Amazon Invites Web Surfers to Share Info on Everything
Askville is an attempt to extend one of Amazon's strongest features -- its ability to leverage customers into trusted reviewers. Millions of Amazon users have entered reviews on the e-tailer's main site and Amazon already has a system that lets readers of those reviews rank them based on usefulness, said Forrester Research analyst Carrie Johnson.
Nov 29, 2007 2:40 PM PT
Amazon.com on Thursday launched a site that invites visitors to ask questions and receive answers from fellow users, who will be lured with Amazon currency to share their expertise and opinions.
Amazon is aiming to use Askville.com to leverage its own expertise in sharing consumer opinions -- user reviews are one of the most popular and highly regarded features of its e-tail site -- and to drive both traffic and sales at the same time.
The e-commerce giant is offering Askville users who answer questions the ability to acquire Quest Gold, virtual currency that for a time can be redeemed for US$100 and $50 Amazon gift cards.
The initiative follows a long line of sites offered by search engines such as Google and others to offer a more human touch to Web-based information gathering. Askville is also based on the idea that simply searching online is not always the best way to find the answers to some questions.
"Finding information or getting good advice is hard enough when you are searching the Internet by yourself," said Joseph Park, director of Askville.com.
Using real people, who can either point users to the answers or share personal experiences, "makes the discoverability of information much more efficient" as well as "a lot more fun," Park added.
Askville has been open to invited customers since last December, when the beta version launched; it is now open to all Amazon customers. Non-customers can gain access to the site by using their mobile phones to authenticate themselves.
To help drive users to the site, Amazon is offering both those who ask and those who answer questions the ability to earn Quest Gold. Gold points are awarded based on the expertise a user displays in a topic and other factors.
The site will be matched with a second, to be called "Questville," where Quest Gold can be cashed in for rewards, Amazon said. In a note on the Askville blog, Amazon says the launch of Questville was delayed because the company was not able to devote enough resources to developing it ahead of the launch of Askville.

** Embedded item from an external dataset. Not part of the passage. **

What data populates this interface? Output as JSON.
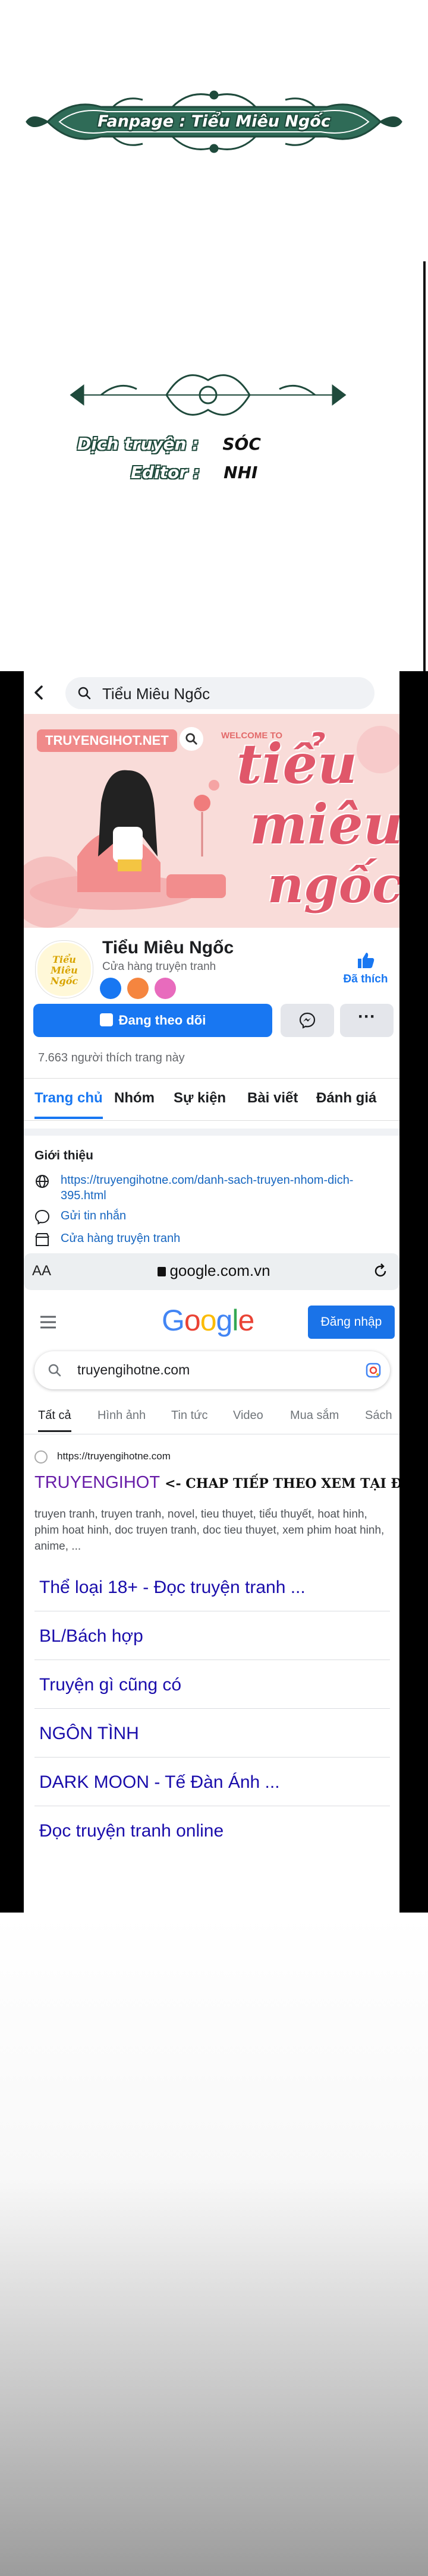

In the meantime, Amazon is offering users the chance to cash in the currency for Amazon gift certificates.
Extending a Strong Feature
From the site, it's easy to see how it will help drive buying traffic at Amazon. One question about buying digital cameras, for instance, includes answers that contain specific product recommendations that in one click take users back to the Amazon page for those products.
The launch of Askville comes just days after Amazon's most recent new venture, the launch of an e-book reader called "Kindle," was met with mixed reviews and skepticism abut the company's ability to foster electronic book adoption.
Nevertheless, Askville is an attempt to extend one of Amazon's strongest features -- its ability to leverage customers into trusted reviewers. Millions of Amazon users have entered reviews on the e-tailer's main site and Amazon already has a system that lets readers of those reviews rank them based on usefulness, said Forrester Research analyst Carrie Johnson.
"A lot of online retailers have tried to follow the model that Amazon has made work so well," Johnson told the E-Commerce Times.
Following the Leader
By trying to extend it beyond direct product reviews, Amazon is moving onto turf already guarded by search engines and a growing number of social networking sites, however -- ground where Amazon's own search ventures, the product search engine A9 and the open search engine that spun off it have not made much headway against the top search players, Johnson noted.
Others have found it difficult to find the right formula and economic model for the human search approach. Google Answers, which offered answers from live researchers for a fee, was shut down last year after about four years. Meanwhile, Yahoo maintains Yahoo Answers, and has added social networking elements to the site.
Similarly, business-focused social networking site LinkedIn recently added its own Answers page, where registered users can submit questions and have them answered by people in their extended networks.
Because there's clearly a market for information beyond what searching alone can yield, Google may yet try to get back into the answers game, Sterling Market Intelligence analyst Greg Sterling told the E-Commerce Times.
Developing Future Products
Earlier this year, Google added a polling feature to its social networking offering, Orkut, sparking speculation that if Google Answers did return, it would be as part of that site.
"I have to think they are going to be looking to bring it back in some form at some point," Sterling said.
When it shut down the site, Google said its experiment had given it insight into what people want to learn about on the Web and "a lot of material for developing future products to serve our users."